Of course. And so once you have this really great audit, how do you then translate your findings into an even stronger plan for next year?

Well, I look at, “Where did we spend our money on stuff that didn’t work?” and shift budget away from that and into what did work. You may also make an observation such as that the pieces you spent a lot of time on, such as video, were also your highest performing and decide to spend more time and resources on those. It doesn’t mean that that’s all that you do. But it means that you do more of them.

If you focus on content that requires a big time investment, you need to change your way of measuring success. If you only do one amazing big piece of content per month instead of doing a bunch of little things every week, it’s going to make your metrics look a little bit different. It might take more time. But it might also have that longer tail. So it’s really understanding what’s working, how is this new plan different from how we structured our plan for last year, and then when are we going to expect results to hit?

That’s the true value of running an audit, isn’t it? You just want to know, “Well, how am I going to attract this audience?” And I think by doing it every year and doing smaller ones every week or every month, that you really just stay on top of that, because it changes so frequently.

So frequently. Just even think about how Twitter just switched over to 280 characters.

I haven’t seen a lot of brands really put those extra characters to great use yet. But hopefully, it’ll mean that they’ll be able to really do stuff to connect better with their audience, because isn’t that why we’re on social? To connect with each other, including with brands? I’m not there to be marketed to, and I’m a marketer. But you know what? When a brand engages with me in a fun, authentic way, I remember that. And I get that warm fuzzy feeling.

Even just something as simple as, when somebody posts a love letter to your brand on social, you simply like it. Put a little heart. Just do that tiny little thing. It just pays dividends, because then people know that they’ve been heard. That’s what we want from social when we’re talking about a brand. We want to be heard.

It’s not like we’re trolling trying to get free gifts sent to our house, but we do want to know that that brand heard us, because unrequited love is crappy, right? We don’t want that.

Thanks for all these wonderful insights! One final question: Anyone who knows Erika from Content Marketing World knows that she’s a big of a self-professed geek. She’s a big fan of the World of Warcraft game franchise, which is a fantasy online game.

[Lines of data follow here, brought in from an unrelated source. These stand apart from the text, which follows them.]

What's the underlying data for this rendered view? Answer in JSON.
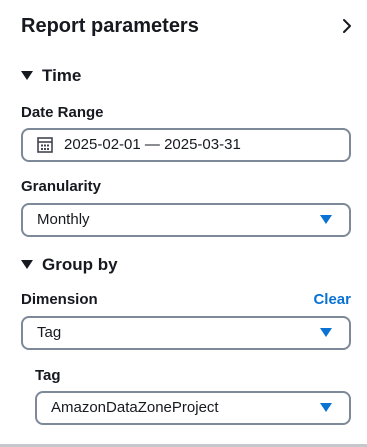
{
  "header": {
    "title": "Report parameters",
    "chevron_icon": "chevron-right-icon"
  },
  "time_section": {
    "title": "Time",
    "expanded": true,
    "date_range": {
      "label": "Date Range",
      "value": "2025-02-01 — 2025-03-31",
      "icon": "calendar-icon"
    },
    "granularity": {
      "label": "Granularity",
      "value": "Monthly"
    }
  },
  "group_section": {
    "title": "Group by",
    "expanded": true,
    "dimension": {
      "label": "Dimension",
      "clear_label": "Clear",
      "value": "Tag"
    },
    "tag": {
      "label": "Tag",
      "value": "AmazonDataZoneProject"
    }
  },
  "colors": {
    "accent": "#0972d3",
    "text": "#16191f",
    "border": "#7d8998"
  }
}
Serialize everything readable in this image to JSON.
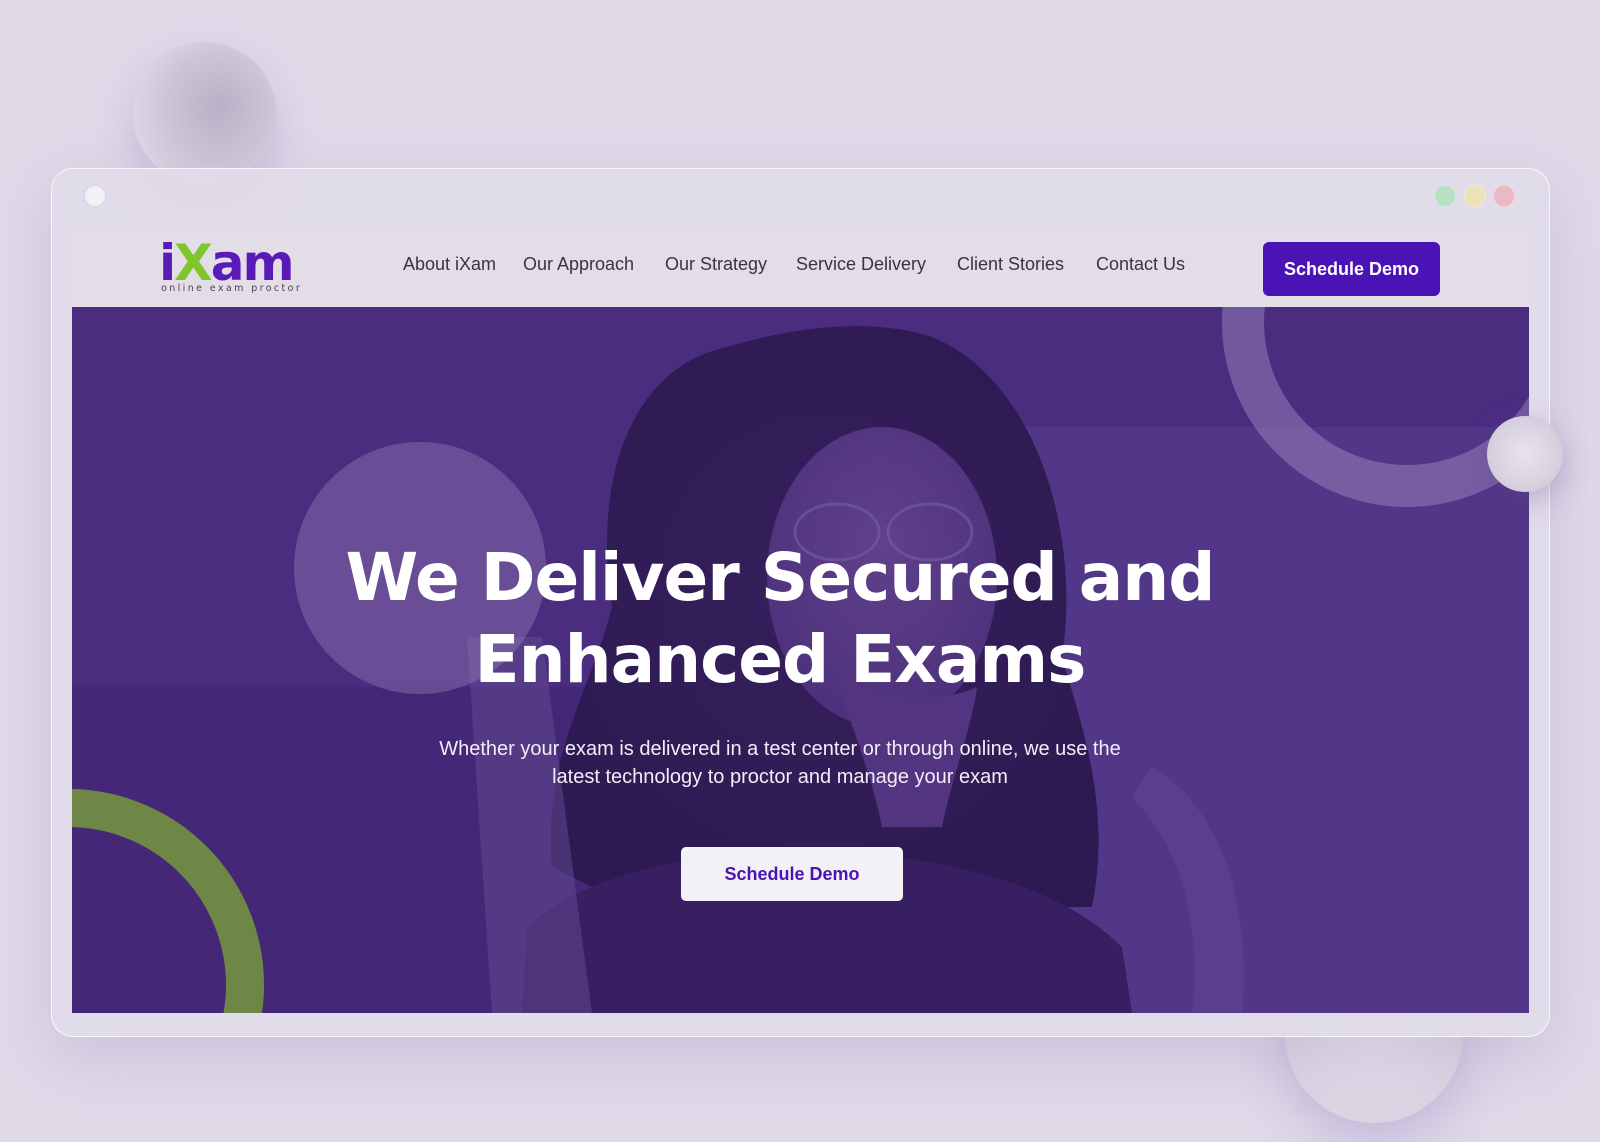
{
  "brand": {
    "logo_prefix": "i",
    "logo_x": "X",
    "logo_suffix": "am",
    "tagline": "online exam proctor"
  },
  "nav": {
    "links": [
      "About iXam",
      "Our Approach",
      "Our Strategy",
      "Service Delivery",
      "Client Stories",
      "Contact Us"
    ],
    "cta_label": "Schedule Demo"
  },
  "hero": {
    "title_line1": "We Deliver Secured and",
    "title_line2": "Enhanced Exams",
    "subtitle_line1": "Whether your exam is delivered in a test center or through online, we use the",
    "subtitle_line2": "latest technology to proctor and manage your exam",
    "cta_label": "Schedule Demo"
  },
  "colors": {
    "brand_purple": "#4b13b5",
    "brand_green": "#7fc52c",
    "hero_overlay": "#4d2c8a",
    "ring_green": "#6e8746",
    "page_bg": "#e0d9e8"
  },
  "icons": {
    "hero_image": "woman-smiling-at-laptop-photo"
  }
}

So I just wanted to ask you, who is your favorite character in the whole Warcraft lore and why?

Oh, that’s so easy. I thought this was going to be hard.

Sylvanas WindrunnerOkay, so my favorite World of Warcraft character is Lady Sylvanas Windrunner. I love Sylvanas because she’s a strong female character. She’s currently the leader of the Horde, and had a really horrible, rotten circumstance thrust upon her (being made into an undead soldier). And instead of being poor me and so sad about it, she said, “All right, how can I make lemonade out of this? And how can I move forward and help other people who had this same unfortunate circumstance thrust upon them? How can I help them have better lives?” So that’s my thought and feeling. I love her.

Erika Heald is a San Francisco-based marketing consultant and freelance writer. She focuses on helping technology and specialty food startups define their content marketing strategy to drive lead generation and customer loyalty. Erika led and grew high-performance content marketing teams at Highwire PR, Anaplan, and Achievers. You can find her on her blogs erikaheald.com and erikasglutenfreekitchen.com, or hosting the weekly #ContentChat Twitter chat.